As an organisation we are committed to reducing these and an investment of $4.5m in our program Women in Trade aims to support 25,000 women traders across East Africa by the end of 2016.
By providing women the information and training they need to develop a business plan, educating them on export regulations and border crossing procedures, and helping them to form cooperatives and join trade associations, which will help them access networks to pursue opportunities and secure financing, we make real impact in securing sustainable economic growth and poverty alleviation across the region.
Please see: www.trademarkea.com for more information
Jane Mutiso, Executive Director of Woni Fruit and Vegetables
28 years ago my husband and I bought a small farm that had once been used to Asian vegetables for the export market. It was a hobby, but one that quickly became all encompassing.
We started producing and exporting the same crops to one customer in the United Kingdom. We put our family savings into the business and began increasing our production levels.
Through the Horticultural Crops Development Agency we were introduced to four new customers but it was not long before the business hit serious challenges, which unfortunately are the same challenges many young traders still face today.
Firstly, getting adequate information on the market that would enable us to tailor our product accordingly was almost impossible. There were no sources and few organisations who were in a position to help us.
Secondly, trying to communicate with our customers, suppliers and staff members around the country was inefficient and expensive. There were no support structures in place to manage this.
There were also a number of other issues which you would not think about, such as foreign exchange systems, gaining space on flights to transport goods and the restrictions placed on smaller firms by larger more established companies.
We had a tough time at the beginning but today Woni Fruit and Vegetables is an exporter of fruit and vegetables from okra to avocados across Africa, Europe and the Middle East.
I am using the experience I went through to support others. Aside from mentoring a number of young women starting out, I also work with 1000 households of small-scale farmers to get their produce to market.

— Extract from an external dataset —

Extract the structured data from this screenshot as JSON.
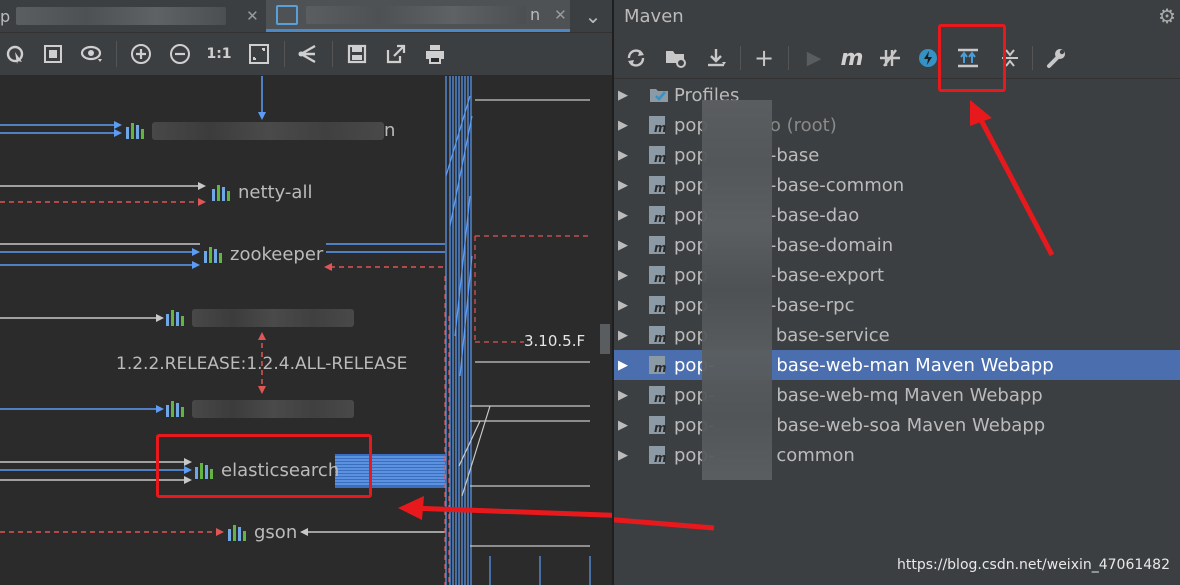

There is a huge opportunity to make a real difference to the growth rates of Eastern Africa and that is a hugely exciting development.
Please see: www.woni.co.ke for more information